Lycoming College receives grant for the Waterdale Environmental Education Center
Lycoming College recently received a $24,200 grant from the PPL Foundation to support the Clean Water Institute (CWI) with its enhancement and expansion of hands-on environmental education programming for school-age students at the Waterdale Environmental Education Center in South Williamsport.
The CWI provides a gateway to the natural resource heritage of North Central Pennsylvania. Focused on the West Branch of the Susquehanna River and its tributaries (including, but not limited to, Pine, Loyalsock, Lycoming and Muncy Creeks), CWI works year-round to foster better understanding and health of our waterways.
The Waterdale Environmental Education Center is a joint effort between CWI and the Williamsport Municipal Water Authority. Other partners include the Lycoming Audubon Society, Lycoming College Education Department, Lycoming County Conservation District, Northcentral Pennsylvania Conservancy, Pennsylvania Department of Environmental Protection, Trout Unlimited, United States Geological Survey and West Branch Regional Authority. This partnership provides opportunities for community education and outreach programs which emphasize the science and importance of good stewardship, as well as the protection of our natural resources and public water supply sources.
The Center currently provides lessons and experiences for approximately 300 Lycoming County school-age students, typically from grades 3-6, each fall and spring.

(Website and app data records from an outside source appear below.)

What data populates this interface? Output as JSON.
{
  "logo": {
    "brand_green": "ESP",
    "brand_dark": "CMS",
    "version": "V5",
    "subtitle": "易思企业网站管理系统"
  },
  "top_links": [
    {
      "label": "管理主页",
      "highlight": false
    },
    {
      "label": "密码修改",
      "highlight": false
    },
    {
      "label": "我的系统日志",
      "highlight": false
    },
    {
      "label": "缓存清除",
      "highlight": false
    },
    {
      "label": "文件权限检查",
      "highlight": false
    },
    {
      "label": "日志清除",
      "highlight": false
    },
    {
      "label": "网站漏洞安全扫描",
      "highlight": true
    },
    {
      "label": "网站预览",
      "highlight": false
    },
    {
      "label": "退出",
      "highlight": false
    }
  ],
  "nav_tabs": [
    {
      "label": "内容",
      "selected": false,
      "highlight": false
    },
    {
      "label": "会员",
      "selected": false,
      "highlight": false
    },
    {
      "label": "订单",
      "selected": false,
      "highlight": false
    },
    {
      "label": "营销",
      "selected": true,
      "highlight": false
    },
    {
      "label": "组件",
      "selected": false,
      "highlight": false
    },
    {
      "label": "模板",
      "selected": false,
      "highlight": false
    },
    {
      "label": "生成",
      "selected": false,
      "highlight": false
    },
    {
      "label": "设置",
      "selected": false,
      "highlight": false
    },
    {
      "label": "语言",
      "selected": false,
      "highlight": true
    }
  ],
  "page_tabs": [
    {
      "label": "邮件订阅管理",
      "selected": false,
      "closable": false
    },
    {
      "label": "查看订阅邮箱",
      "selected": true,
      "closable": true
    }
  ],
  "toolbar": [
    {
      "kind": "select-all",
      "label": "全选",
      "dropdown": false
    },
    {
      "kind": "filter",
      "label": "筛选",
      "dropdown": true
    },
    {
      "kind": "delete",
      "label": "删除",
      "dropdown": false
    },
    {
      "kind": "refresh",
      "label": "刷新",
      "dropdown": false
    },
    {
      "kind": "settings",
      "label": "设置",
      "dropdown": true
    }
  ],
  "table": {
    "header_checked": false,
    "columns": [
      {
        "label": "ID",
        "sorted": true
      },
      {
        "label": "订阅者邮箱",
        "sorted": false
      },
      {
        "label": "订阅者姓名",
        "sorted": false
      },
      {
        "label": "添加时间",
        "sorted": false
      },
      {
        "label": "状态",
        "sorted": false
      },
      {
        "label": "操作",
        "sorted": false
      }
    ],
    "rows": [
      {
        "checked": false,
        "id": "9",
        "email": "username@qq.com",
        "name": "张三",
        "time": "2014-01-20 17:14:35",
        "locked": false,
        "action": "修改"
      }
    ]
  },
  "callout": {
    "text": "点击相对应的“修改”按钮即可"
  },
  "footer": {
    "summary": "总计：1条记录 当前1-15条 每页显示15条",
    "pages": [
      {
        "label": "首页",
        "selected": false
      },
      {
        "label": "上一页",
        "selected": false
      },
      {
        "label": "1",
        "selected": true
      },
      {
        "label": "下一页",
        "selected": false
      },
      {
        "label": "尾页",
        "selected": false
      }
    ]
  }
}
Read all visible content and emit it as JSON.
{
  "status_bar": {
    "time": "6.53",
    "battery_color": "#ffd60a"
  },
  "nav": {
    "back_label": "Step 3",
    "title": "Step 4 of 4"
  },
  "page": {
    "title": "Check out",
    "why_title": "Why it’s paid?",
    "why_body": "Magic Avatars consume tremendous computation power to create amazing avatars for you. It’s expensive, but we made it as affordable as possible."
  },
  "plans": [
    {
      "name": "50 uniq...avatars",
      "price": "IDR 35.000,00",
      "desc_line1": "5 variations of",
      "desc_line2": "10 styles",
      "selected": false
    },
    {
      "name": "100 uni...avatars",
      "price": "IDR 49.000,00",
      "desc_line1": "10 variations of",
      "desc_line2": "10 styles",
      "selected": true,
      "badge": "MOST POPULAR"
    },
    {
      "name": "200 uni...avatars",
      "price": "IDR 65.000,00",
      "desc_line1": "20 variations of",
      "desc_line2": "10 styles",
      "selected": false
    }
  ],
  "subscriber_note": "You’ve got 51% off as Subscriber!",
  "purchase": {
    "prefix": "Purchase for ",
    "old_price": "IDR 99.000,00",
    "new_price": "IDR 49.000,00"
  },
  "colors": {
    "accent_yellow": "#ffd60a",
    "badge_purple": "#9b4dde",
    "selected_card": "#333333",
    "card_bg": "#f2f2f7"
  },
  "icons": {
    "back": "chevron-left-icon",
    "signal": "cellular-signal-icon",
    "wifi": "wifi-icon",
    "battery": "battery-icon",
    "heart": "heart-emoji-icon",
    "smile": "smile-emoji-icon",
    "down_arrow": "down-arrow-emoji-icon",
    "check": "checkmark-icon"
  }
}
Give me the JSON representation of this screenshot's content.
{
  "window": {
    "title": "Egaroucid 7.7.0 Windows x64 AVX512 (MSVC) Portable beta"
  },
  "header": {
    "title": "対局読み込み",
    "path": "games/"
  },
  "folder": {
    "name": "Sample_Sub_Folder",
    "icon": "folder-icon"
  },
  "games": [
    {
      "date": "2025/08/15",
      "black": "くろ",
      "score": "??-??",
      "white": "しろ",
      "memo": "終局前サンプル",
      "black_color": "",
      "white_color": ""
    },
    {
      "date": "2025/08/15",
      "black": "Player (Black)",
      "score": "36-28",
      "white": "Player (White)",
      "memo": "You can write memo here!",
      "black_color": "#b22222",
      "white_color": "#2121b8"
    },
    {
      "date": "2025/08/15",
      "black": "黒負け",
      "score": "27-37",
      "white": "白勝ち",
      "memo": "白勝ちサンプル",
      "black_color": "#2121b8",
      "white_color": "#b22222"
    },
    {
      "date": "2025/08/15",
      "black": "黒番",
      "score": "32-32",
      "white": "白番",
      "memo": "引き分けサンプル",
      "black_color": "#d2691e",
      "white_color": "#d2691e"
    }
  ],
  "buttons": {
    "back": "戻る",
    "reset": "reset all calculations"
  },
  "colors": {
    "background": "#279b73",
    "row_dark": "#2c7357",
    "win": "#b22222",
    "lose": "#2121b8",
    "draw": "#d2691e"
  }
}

Support from the PPL Foundation will provide for the development of enhanced lesson plans and acquisition of additional equipment and models for hands-on learning.
Experiential learning opportunities for students at the Center include capturing and identifying stream invertebrates, sampling and analyzing stream water chemistry, participating in wetland and forest scavenger hunts, conducting nature trail wildlife observation, identifying tree and bird species, and interacting with educational models that illustrate water ecology.
Expanding the Center’s educational offerings and equipment availability will allow the program to reach a greater number of students; provide a wider variety of lesson offerings to meet local elementary and middle school teachers’ learning objectives; expand the curriculum, currently geared toward upper elementary and middle school students, to include high school-level lesson plans; and replace aging/borrowed equipment and models.
Additionally, expanded educational offerings at the Center will create new opportunities for Lycoming students pursuing education certification in the sciences to interact with and mentor the school-age students who participate in the Center’s programs. A recent grant from the National Science Foundation to Lycoming to expand the number of science education students will help support this opportunity.